The London Design Festival has come around again. Each year it seems to get bigger and more diverse, but not diverse enough for Neville Brody who has launched the Anti-Design Festival to inspire creative thinking and risk-taking. Their manifesto is to "shift the focus from bums-on-seats to brain food". A commendable idea and we agree designers should be inspired and challenged, but should a design be criticised simply for being commercial? Shouldn't design be accessible to everyone? We'll watch the debate in action as the week progresses.
As we mentioned earlier, we will be keeping ourselves busy this week with a presence at the two premier shows of the Festival - 100% Design and The Tramshed, so we took the opportunity yesterday to do a whistle-stop tour of a fraction of the events on offer this year.
First up was the V&A - the festival hub and host to some impressive installations. Save some time to take the Hidden V&A iPod Tour, specially commissioned for the festival and lose yourself in some of the less visited spaces of this amazing (and free!) London resource.
Also at the V&A are installations by Michael Anastassiades (Kinetic Light in the Music Room), Stuart Haygarth (Framed on Staircase P leading to the Architecture Rooms) and Relay favourite Max Lamb whose Vermiculated Ashlar-Plaster Bench was still drying when we visited. All shown below.
While you're in the Brompton Design District, make sure you stop by mint for their Homework exhibition, below, and Italian brand Skitsch are hosting one of two Dezeen Watch Store pop-ups (the other will be our neighbour at The Tramshed - the temptation might prove too much).
Moving into central London we managed to get through the crowds gathered to see/protest against the Pope and saw Outrace in Trafalgar Square. The robots had gathered quite a crowd but no one seemed to know what they were doing. You can send your own message for the robots to write here.
Down on the South Bank, Paul Cocksedge's Drop, below, had also drawn a crowd and this time, people instinctively knew what to do.

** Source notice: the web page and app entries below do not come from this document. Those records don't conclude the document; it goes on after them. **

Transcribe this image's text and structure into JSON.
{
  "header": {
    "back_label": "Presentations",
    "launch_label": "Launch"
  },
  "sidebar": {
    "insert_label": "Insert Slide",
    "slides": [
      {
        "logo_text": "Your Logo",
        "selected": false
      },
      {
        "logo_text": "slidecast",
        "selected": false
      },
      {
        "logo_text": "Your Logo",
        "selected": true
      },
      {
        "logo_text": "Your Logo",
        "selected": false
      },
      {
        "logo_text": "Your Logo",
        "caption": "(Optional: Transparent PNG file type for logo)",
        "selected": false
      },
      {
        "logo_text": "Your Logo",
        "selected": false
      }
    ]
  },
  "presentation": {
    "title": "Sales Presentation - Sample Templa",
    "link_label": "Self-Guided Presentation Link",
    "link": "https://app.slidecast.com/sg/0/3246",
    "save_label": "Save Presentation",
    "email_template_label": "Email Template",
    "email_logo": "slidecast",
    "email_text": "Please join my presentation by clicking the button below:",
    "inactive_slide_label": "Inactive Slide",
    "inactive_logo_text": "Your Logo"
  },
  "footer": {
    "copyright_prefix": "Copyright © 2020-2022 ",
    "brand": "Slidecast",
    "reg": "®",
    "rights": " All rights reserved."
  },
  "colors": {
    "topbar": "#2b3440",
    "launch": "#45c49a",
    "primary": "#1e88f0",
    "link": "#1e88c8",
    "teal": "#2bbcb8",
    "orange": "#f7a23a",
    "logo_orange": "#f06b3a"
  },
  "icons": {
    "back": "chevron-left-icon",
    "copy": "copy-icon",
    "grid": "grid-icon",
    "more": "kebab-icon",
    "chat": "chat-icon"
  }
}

Down the steps to Canteen was the installation of Thomas Heatherwick's Spun chair, below. Adults and children alike took great delight in spinning and spinning and spinning. It would seem the secret to lifting your mood is to take one of these for a spin.
See you at 100% Design and/or The Tramshed.